Hydrogen fuel cell cars are eco-friendly, but they come at a steep cost: hydrogen is normally expensive to make and store. Nissan, however, thinks it has a solution. It’s developing a fuel cell system that will use bio-ethanol (generated from crops like corn and sugarcane) as a hydrogen source when it reaches vehicles in 2020. The technology combines the transformed bio-ethanol with air to power an electric motor. You’re theoretically getting a “carbon-neutral” car with much more range than a pure EV — Nissan is aiming for 497 miles on a tank where even the best Tesla Model S runs out of power at 294 miles. And since you wouldn’t need to store hydrogen, you wouldn’t need either giant tanks inside cars or special fuel stations.
Whether or not anyone embraces the idea is another matter. Nissan believes that its bio-ethanol fuel cell would cost as little as an electric car to run, but that fuel still has to come from somewhere. Bio-ethanol requires a lot of farmland, and it’s a stretch to claim that the plants would completely offset the carbon emissions involved in making this a reality.
There’s also the question of whether or not this is little more than a stopgap measure on the way to an all-electric future. Electric car ranges should improve by 2020 — there may not be much point to this fuel cell if you can get an EV that drives just as far.
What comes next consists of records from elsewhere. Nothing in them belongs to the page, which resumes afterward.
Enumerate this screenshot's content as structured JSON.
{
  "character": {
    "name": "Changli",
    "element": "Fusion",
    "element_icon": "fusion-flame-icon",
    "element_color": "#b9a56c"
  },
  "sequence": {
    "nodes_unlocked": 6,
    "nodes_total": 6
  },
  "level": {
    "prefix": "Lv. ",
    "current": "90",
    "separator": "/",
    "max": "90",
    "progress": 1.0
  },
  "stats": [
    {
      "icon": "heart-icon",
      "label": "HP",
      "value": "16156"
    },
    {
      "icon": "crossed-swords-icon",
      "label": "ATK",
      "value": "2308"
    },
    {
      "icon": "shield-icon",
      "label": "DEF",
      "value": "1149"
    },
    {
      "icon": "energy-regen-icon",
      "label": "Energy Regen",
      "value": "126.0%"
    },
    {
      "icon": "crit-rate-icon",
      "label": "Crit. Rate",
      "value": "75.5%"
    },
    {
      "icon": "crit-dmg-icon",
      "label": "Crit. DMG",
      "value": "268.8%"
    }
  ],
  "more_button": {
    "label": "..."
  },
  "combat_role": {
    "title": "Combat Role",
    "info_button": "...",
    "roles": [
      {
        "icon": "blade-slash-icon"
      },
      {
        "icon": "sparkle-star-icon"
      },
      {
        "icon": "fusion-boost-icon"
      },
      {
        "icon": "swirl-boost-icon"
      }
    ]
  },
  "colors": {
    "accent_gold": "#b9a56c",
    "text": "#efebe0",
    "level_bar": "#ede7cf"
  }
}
Nissan’s main advantage may simply be the lower cost of the car itself, since early high-mileage EVs will likely be expensive.
The FAA wants to slap Amazon with a $350,000 fine for suspected violations of the Hazardous Materials regulations. According to the agency, Amazon has been caught shipping volatile, potentially dangerous chemicals without proper care and attention. In this case, the firm handed a gallon container of a drain cleaner to UPS for a flight between Louisville and Boulder. This wasn’t any old carton of Draino, however, but a chemical called Amazing Liquid Fire, looking like the sort of homemade explosive that’d be pulled from shelves the day it went on sale.
Unfortunately, the bottle leaked, causing panic amongst the nine UPS employees who had to handle the package. They all had to be treated with a chemical wash after reporting the sort of burning sensation you only get when you’ve touched commercial-grade drain acid. Naturally, the FAA wants Amazon’s head, saying that it failed to inform UPS what it was and that the package was improperly sealed. It’s also annoyed that Amazon didn’t provide emergency instructions, which probably caused undue panic to the aforementioned UPS employees.
According to the FAA, this isn’t the first time that Amazon’s cavalier attitude towards package transport has enraged officials. It says that the firm has broken rules 24 times between February 2013 and September 2015. UPS has confirmed, however, that the affected employees were fine after receiving treatment. Amazon, meanwhile, told Reuters that while it won’t discuss specific cases, it sees defects in its packaging as an “opportunity for continuous improvement.”
Source: FAA, Reuters